## RECORDS PROVIDED:
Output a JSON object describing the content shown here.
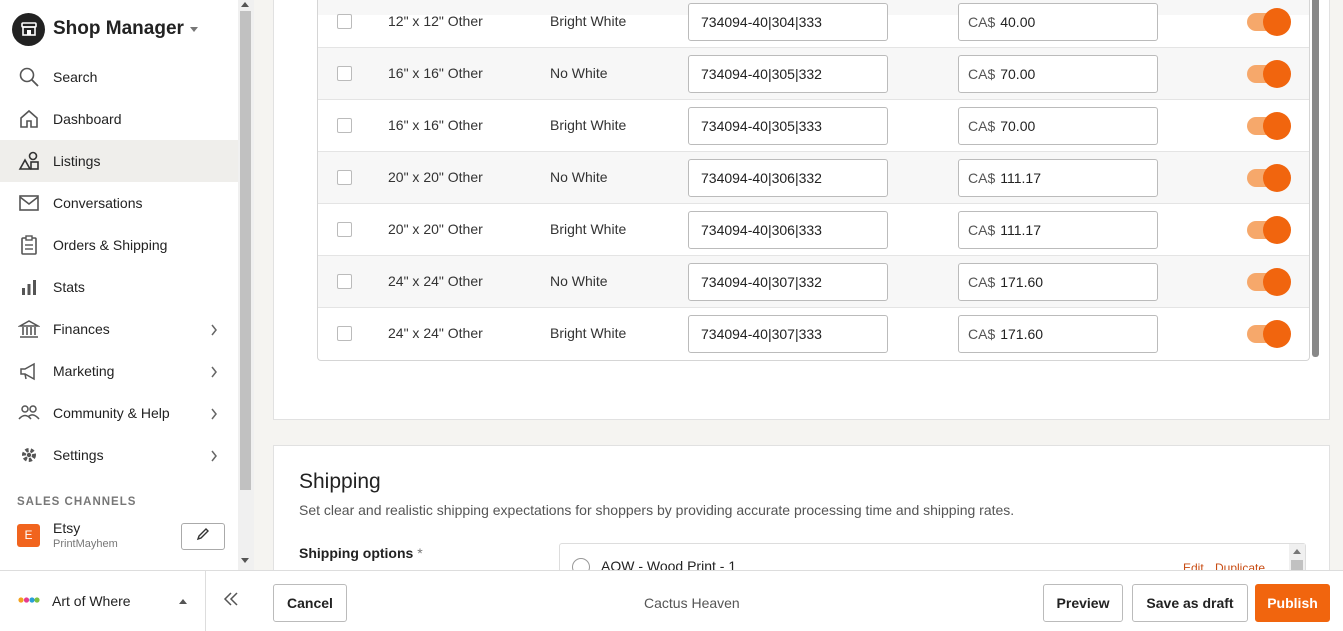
{
  "sidebar": {
    "title": "Shop Manager",
    "items": [
      {
        "label": "Search",
        "icon": "search-icon",
        "active": false,
        "chevron": false
      },
      {
        "label": "Dashboard",
        "icon": "home-icon",
        "active": false,
        "chevron": false
      },
      {
        "label": "Listings",
        "icon": "shapes-icon",
        "active": true,
        "chevron": false
      },
      {
        "label": "Conversations",
        "icon": "envelope-icon",
        "active": false,
        "chevron": false
      },
      {
        "label": "Orders & Shipping",
        "icon": "clipboard-icon",
        "active": false,
        "chevron": false
      },
      {
        "label": "Stats",
        "icon": "bar-chart-icon",
        "active": false,
        "chevron": false
      },
      {
        "label": "Finances",
        "icon": "bank-icon",
        "active": false,
        "chevron": true
      },
      {
        "label": "Marketing",
        "icon": "megaphone-icon",
        "active": false,
        "chevron": true
      },
      {
        "label": "Community & Help",
        "icon": "people-icon",
        "active": false,
        "chevron": true
      },
      {
        "label": "Settings",
        "icon": "gear-icon",
        "active": false,
        "chevron": true
      }
    ],
    "sales_channels_title": "SALES CHANNELS",
    "channel": {
      "badge": "E",
      "name": "Etsy",
      "shop": "PrintMayhem"
    }
  },
  "bottom_left": {
    "shop_label": "Art of Where"
  },
  "variants": [
    {
      "size": "12\" x 12\" Other",
      "color": "Bright White",
      "sku": "734094-40|304|333",
      "currency": "CA$",
      "price": "40.00",
      "enabled": true
    },
    {
      "size": "16\" x 16\" Other",
      "color": "No White",
      "sku": "734094-40|305|332",
      "currency": "CA$",
      "price": "70.00",
      "enabled": true
    },
    {
      "size": "16\" x 16\" Other",
      "color": "Bright White",
      "sku": "734094-40|305|333",
      "currency": "CA$",
      "price": "70.00",
      "enabled": true
    },
    {
      "size": "20\" x 20\" Other",
      "color": "No White",
      "sku": "734094-40|306|332",
      "currency": "CA$",
      "price": "111.17",
      "enabled": true
    },
    {
      "size": "20\" x 20\" Other",
      "color": "Bright White",
      "sku": "734094-40|306|333",
      "currency": "CA$",
      "price": "111.17",
      "enabled": true
    },
    {
      "size": "24\" x 24\" Other",
      "color": "No White",
      "sku": "734094-40|307|332",
      "currency": "CA$",
      "price": "171.60",
      "enabled": true
    },
    {
      "size": "24\" x 24\" Other",
      "color": "Bright White",
      "sku": "734094-40|307|333",
      "currency": "CA$",
      "price": "171.60",
      "enabled": true
    }
  ],
  "shipping": {
    "title": "Shipping",
    "description": "Set clear and realistic shipping expectations for shoppers by providing accurate processing time and shipping rates.",
    "options_label": "Shipping options",
    "required_mark": "*",
    "profile_name": "AOW - Wood Print - 1",
    "edit_label": "Edit",
    "duplicate_label": "Duplicate"
  },
  "actions": {
    "cancel": "Cancel",
    "listing_name": "Cactus Heaven",
    "preview": "Preview",
    "save_draft": "Save as draft",
    "publish": "Publish"
  },
  "colors": {
    "accent": "#f1650e",
    "toggle_track": "#f6a86b",
    "link": "#c84c13",
    "etsy": "#f1641e"
  }
}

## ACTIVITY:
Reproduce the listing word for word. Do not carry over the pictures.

## ANSWER SECTION:
Output a JSON object describing the content shown here.
{
  "sidebar": {
    "title": "Shop Manager",
    "items": [
      {
        "label": "Search",
        "icon": "search-icon",
        "active": false,
        "chevron": false
      },
      {
        "label": "Dashboard",
        "icon": "home-icon",
        "active": false,
        "chevron": false
      },
      {
        "label": "Listings",
        "icon": "shapes-icon",
        "active": true,
        "chevron": false
      },
      {
        "label": "Conversations",
        "icon": "envelope-icon",
        "active": false,
        "chevron": false
      },
      {
        "label": "Orders & Shipping",
        "icon": "clipboard-icon",
        "active": false,
        "chevron": false
      },
      {
        "label": "Stats",
        "icon": "bar-chart-icon",
        "active": false,
        "chevron": false
      },
      {
        "label": "Finances",
        "icon": "bank-icon",
        "active": false,
        "chevron": true
      },
      {
        "label": "Marketing",
        "icon": "megaphone-icon",
        "active": false,
        "chevron": true
      },
      {
        "label": "Community & Help",
        "icon": "people-icon",
        "active": false,
        "chevron": true
      },
      {
        "label": "Settings",
        "icon": "gear-icon",
        "active": false,
        "chevron": true
      }
    ],
    "sales_channels_title": "SALES CHANNELS",
    "channel": {
      "badge": "E",
      "name": "Etsy",
      "shop": "PrintMayhem"
    }
  },
  "bottom_left": {
    "shop_label": "Art of Where"
  },
  "variants": [
    {
      "size": "12\" x 12\" Other",
      "color": "Bright White",
      "sku": "734094-40|304|333",
      "currency": "CA$",
      "price": "40.00",
      "enabled": true
    },
    {
      "size": "16\" x 16\" Other",
      "color": "No White",
      "sku": "734094-40|305|332",
      "currency": "CA$",
      "price": "70.00",
      "enabled": true
    },
    {
      "size": "16\" x 16\" Other",
      "color": "Bright White",
      "sku": "734094-40|305|333",
      "currency": "CA$",
      "price": "70.00",
      "enabled": true
    },
    {
      "size": "20\" x 20\" Other",
      "color": "No White",
      "sku": "734094-40|306|332",
      "currency": "CA$",
      "price": "111.17",
      "enabled": true
    },
    {
      "size": "20\" x 20\" Other",
      "color": "Bright White",
      "sku": "734094-40|306|333",
      "currency": "CA$",
      "price": "111.17",
      "enabled": true
    },
    {
      "size": "24\" x 24\" Other",
      "color": "No White",
      "sku": "734094-40|307|332",
      "currency": "CA$",
      "price": "171.60",
      "enabled": true
    },
    {
      "size": "24\" x 24\" Other",
      "color": "Bright White",
      "sku": "734094-40|307|333",
      "currency": "CA$",
      "price": "171.60",
      "enabled": true
    }
  ],
  "shipping": {
    "title": "Shipping",
    "description": "Set clear and realistic shipping expectations for shoppers by providing accurate processing time and shipping rates.",
    "options_label": "Shipping options",
    "required_mark": "*",
    "profile_name": "AOW - Wood Print - 1",
    "edit_label": "Edit",
    "duplicate_label": "Duplicate"
  },
  "actions": {
    "cancel": "Cancel",
    "listing_name": "Cactus Heaven",
    "preview": "Preview",
    "save_draft": "Save as draft",
    "publish": "Publish"
  },
  "colors": {
    "accent": "#f1650e",
    "toggle_track": "#f6a86b",
    "link": "#c84c13",
    "etsy": "#f1641e"
  }
}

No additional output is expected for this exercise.